Clancy feels like a 'gatecrasher'
Ed Clancy admits his return to GB's endurance squad ahead of the Track Cycling World Championships has made him feel like a gatecrasher.
Clancy, a team pursuit Olympic champion at both Beijing 2008 and London 2012, rode in the team sprint at last November's Track World Cup in Glasgow but has not made the cut for that event at the World Championships in Minsk, Belarus, which take place from February 20 to 24.
Instead, he has been named as part of an endurance group that also features his fellow team pursuit Olympic champion from last summer Steven Burke - back in action after missing the Glasgow competition - as well as Andy Tennant, Sam Harrison and World Championship debutants Jon Dibben, Owain Doull and Simon Yates.
Clancy insists he has no regrets about his team sprint "experiment", which earned him a silver medal in Glasgow, and feels confident, having worked for the last few days with the other endurance riders, that it has not really hampered him performance-wise in terms of team pursuit preparation for Minsk.

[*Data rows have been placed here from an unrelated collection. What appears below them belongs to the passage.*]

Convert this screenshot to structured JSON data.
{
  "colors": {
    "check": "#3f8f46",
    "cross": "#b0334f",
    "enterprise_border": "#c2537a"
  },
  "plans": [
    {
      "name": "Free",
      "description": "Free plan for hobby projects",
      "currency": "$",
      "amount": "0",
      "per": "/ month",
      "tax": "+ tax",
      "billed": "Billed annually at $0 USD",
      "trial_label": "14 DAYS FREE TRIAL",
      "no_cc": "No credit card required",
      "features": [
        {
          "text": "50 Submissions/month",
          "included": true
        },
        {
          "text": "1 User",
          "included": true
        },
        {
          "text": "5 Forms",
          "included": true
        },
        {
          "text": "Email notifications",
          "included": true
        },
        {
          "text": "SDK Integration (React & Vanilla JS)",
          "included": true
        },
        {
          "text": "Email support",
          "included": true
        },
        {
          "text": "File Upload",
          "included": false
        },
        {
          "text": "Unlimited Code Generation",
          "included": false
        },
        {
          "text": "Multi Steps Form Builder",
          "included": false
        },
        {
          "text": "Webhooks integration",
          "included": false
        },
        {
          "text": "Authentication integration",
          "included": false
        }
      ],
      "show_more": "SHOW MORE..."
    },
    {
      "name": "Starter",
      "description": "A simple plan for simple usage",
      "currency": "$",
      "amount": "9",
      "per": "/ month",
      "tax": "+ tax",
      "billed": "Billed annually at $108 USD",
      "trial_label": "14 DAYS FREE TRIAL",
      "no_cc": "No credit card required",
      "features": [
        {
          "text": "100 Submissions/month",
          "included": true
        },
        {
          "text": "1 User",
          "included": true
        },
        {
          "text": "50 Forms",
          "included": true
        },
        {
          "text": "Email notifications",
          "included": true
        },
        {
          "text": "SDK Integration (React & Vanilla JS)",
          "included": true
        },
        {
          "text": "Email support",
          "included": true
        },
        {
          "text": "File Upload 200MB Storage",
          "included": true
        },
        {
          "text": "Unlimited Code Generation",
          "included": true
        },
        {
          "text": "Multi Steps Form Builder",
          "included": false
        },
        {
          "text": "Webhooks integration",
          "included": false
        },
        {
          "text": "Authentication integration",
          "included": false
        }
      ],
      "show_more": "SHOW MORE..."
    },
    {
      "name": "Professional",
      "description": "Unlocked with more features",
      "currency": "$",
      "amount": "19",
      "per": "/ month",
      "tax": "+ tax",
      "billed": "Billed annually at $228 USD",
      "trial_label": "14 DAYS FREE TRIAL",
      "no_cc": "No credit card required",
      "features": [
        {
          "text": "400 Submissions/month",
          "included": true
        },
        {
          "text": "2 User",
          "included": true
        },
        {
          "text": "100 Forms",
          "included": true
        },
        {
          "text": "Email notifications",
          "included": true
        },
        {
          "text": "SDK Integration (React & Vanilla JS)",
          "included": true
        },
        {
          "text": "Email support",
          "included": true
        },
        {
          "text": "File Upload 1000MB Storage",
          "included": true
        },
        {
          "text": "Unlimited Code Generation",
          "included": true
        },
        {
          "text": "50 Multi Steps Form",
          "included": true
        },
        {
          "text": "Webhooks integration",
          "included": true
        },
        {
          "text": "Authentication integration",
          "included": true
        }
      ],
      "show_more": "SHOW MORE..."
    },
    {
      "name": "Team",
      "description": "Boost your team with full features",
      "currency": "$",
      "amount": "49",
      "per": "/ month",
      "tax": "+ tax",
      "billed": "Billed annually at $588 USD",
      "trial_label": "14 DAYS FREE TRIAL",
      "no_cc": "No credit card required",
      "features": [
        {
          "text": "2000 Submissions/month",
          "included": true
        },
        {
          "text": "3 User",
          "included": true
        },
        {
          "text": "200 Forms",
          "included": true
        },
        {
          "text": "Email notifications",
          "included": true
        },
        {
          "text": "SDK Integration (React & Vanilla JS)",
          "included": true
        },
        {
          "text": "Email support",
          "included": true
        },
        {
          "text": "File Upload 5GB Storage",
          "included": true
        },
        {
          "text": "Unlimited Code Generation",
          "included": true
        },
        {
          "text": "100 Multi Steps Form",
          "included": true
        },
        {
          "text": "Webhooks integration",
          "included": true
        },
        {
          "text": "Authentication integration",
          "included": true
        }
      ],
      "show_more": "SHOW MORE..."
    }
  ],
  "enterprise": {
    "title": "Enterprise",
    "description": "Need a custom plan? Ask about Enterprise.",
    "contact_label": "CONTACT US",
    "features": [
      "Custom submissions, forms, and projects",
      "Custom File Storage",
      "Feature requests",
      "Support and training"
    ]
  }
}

The 27-year-old does, however, concede that his comeback has presented some difficulties.
"There are a few young lads in the team, and I've known Sam, Burkey and Tennant a long time, but I don't really know the likes of Dibben and Yatesy," Clancy said.
"Just being around that group...I have been training with a completely different group and different set of coaches, and then all of a sudden I have made the phonecall to (men's endurance coach) Chris Newton and the lads are all speculating about 'is Ed coming back into the team and am I going to lose my place?'
"That is the hardest bit - just dropping into a different set of people.
"In terms of pace judgement and feel for time pursuit, that is difficult as well, but I have been doing it so long that it didn't take long to get it back.
"Just feeling like you are part of the team is the hardest bit.
"I do kind of feel like I have gatecrashed the team pursuit party a little bit."
It appears Clancy will not be riding the omnium - an event in which he won a bronze medal at London 2012 - in Minsk, and that he may drop back in the team pursuit line-up from his traditional starter position.
At last summer's Games, the Yorkshireman reasoned that while he was not "ideally suited" to the omnium, the team pursuit and team sprint were events in which he could realistically target Rio 2016 Olympic gold medals.
And following what has happened over the last few months, Clancy has not entirely abandoned thoughts of sprinting - although he has stressed he will not do any sprint-specific training programmes from here.
"Ultimately, I'm trying to line myself up for the best medal prospects I can in Rio," Clancy said.
"I thought if I could line myself up for riding team pursuit and team sprint, there would be two genuine potential gold medal events.
"That was the idea and in London it seemed quite real, quite possible. The numbers didn't quite stack up, but they weren't far from it.
"But getting there wasn't as easy as we would have liked.
"They named the team sprint (for the World Championships) not last week but the week before, obviously I wasn't in it and then there was the choice - they said you can have a place in the kilo (one kilometre time trial) if you want it, and you would be reserve for team sprint.
"So I went to have a little think. I even contemplated not riding the Worlds at all this year, just heading off to a road team and racing early with those guys.
"But then I thought, if nothing else, it would be interesting to see what effect the team sprint training had on the team pursuit for future reference, and I thought 'it is only a couple more weeks, so let's just hang with the track and try to make the team pursuit team'.
"I think if I was going to do it (sprinting) again, I wouldn't do a sprint-specific programme.
"I think the best way to go about it would just be to have real good form in team pursuit, because there is plenty of sprint work there anyway, and then just stick my hand up and say I am up for a trial for team sprint."